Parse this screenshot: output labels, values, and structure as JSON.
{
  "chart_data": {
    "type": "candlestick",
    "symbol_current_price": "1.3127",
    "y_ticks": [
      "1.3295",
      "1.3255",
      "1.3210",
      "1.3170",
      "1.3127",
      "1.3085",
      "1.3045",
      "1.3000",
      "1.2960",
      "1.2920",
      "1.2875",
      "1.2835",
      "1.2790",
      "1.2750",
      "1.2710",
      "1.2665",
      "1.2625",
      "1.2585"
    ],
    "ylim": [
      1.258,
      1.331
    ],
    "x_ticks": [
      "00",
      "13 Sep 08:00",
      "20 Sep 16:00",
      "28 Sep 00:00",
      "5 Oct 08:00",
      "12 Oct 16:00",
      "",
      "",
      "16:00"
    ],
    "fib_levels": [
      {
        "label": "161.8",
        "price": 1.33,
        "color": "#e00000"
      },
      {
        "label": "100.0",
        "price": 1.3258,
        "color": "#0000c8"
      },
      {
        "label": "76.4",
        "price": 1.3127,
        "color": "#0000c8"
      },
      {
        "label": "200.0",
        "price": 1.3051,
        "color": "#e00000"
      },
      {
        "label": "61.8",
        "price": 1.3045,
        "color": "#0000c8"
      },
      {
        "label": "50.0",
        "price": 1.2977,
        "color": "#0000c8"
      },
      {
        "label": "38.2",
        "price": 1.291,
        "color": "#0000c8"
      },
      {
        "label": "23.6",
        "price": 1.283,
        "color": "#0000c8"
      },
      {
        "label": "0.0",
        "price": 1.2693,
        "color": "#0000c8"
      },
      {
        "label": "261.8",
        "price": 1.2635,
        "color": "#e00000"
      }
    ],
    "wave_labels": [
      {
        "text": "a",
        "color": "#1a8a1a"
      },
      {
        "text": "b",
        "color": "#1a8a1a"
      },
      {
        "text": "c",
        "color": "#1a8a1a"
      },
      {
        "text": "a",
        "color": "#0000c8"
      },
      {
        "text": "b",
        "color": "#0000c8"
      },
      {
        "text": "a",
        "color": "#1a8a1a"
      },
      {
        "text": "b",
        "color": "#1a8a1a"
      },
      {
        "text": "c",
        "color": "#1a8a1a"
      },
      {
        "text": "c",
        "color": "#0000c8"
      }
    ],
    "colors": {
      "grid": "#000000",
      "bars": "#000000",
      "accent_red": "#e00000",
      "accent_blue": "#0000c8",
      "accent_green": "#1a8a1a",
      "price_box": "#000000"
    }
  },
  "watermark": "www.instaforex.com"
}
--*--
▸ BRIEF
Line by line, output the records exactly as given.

▸ PROBLEM SOLUTION
Parse this screenshot: output labels, values, and structure as JSON.
{
  "chart_data": {
    "type": "candlestick",
    "symbol_current_price": "1.3127",
    "y_ticks": [
      "1.3295",
      "1.3255",
      "1.3210",
      "1.3170",
      "1.3127",
      "1.3085",
      "1.3045",
      "1.3000",
      "1.2960",
      "1.2920",
      "1.2875",
      "1.2835",
      "1.2790",
      "1.2750",
      "1.2710",
      "1.2665",
      "1.2625",
      "1.2585"
    ],
    "ylim": [
      1.258,
      1.331
    ],
    "x_ticks": [
      "00",
      "13 Sep 08:00",
      "20 Sep 16:00",
      "28 Sep 00:00",
      "5 Oct 08:00",
      "12 Oct 16:00",
      "",
      "",
      "16:00"
    ],
    "fib_levels": [
      {
        "label": "161.8",
        "price": 1.33,
        "color": "#e00000"
      },
      {
        "label": "100.0",
        "price": 1.3258,
        "color": "#0000c8"
      },
      {
        "label": "76.4",
        "price": 1.3127,
        "color": "#0000c8"
      },
      {
        "label": "200.0",
        "price": 1.3051,
        "color": "#e00000"
      },
      {
        "label": "61.8",
        "price": 1.3045,
        "color": "#0000c8"
      },
      {
        "label": "50.0",
        "price": 1.2977,
        "color": "#0000c8"
      },
      {
        "label": "38.2",
        "price": 1.291,
        "color": "#0000c8"
      },
      {
        "label": "23.6",
        "price": 1.283,
        "color": "#0000c8"
      },
      {
        "label": "0.0",
        "price": 1.2693,
        "color": "#0000c8"
      },
      {
        "label": "261.8",
        "price": 1.2635,
        "color": "#e00000"
      }
    ],
    "wave_labels": [
      {
        "text": "a",
        "color": "#1a8a1a"
      },
      {
        "text": "b",
        "color": "#1a8a1a"
      },
      {
        "text": "c",
        "color": "#1a8a1a"
      },
      {
        "text": "a",
        "color": "#0000c8"
      },
      {
        "text": "b",
        "color": "#0000c8"
      },
      {
        "text": "a",
        "color": "#1a8a1a"
      },
      {
        "text": "b",
        "color": "#1a8a1a"
      },
      {
        "text": "c",
        "color": "#1a8a1a"
      },
      {
        "text": "c",
        "color": "#0000c8"
      }
    ],
    "colors": {
      "grid": "#000000",
      "bars": "#000000",
      "accent_red": "#e00000",
      "accent_blue": "#0000c8",
      "accent_green": "#1a8a1a",
      "price_box": "#000000"
    }
  },
  "watermark": "www.instaforex.com"
}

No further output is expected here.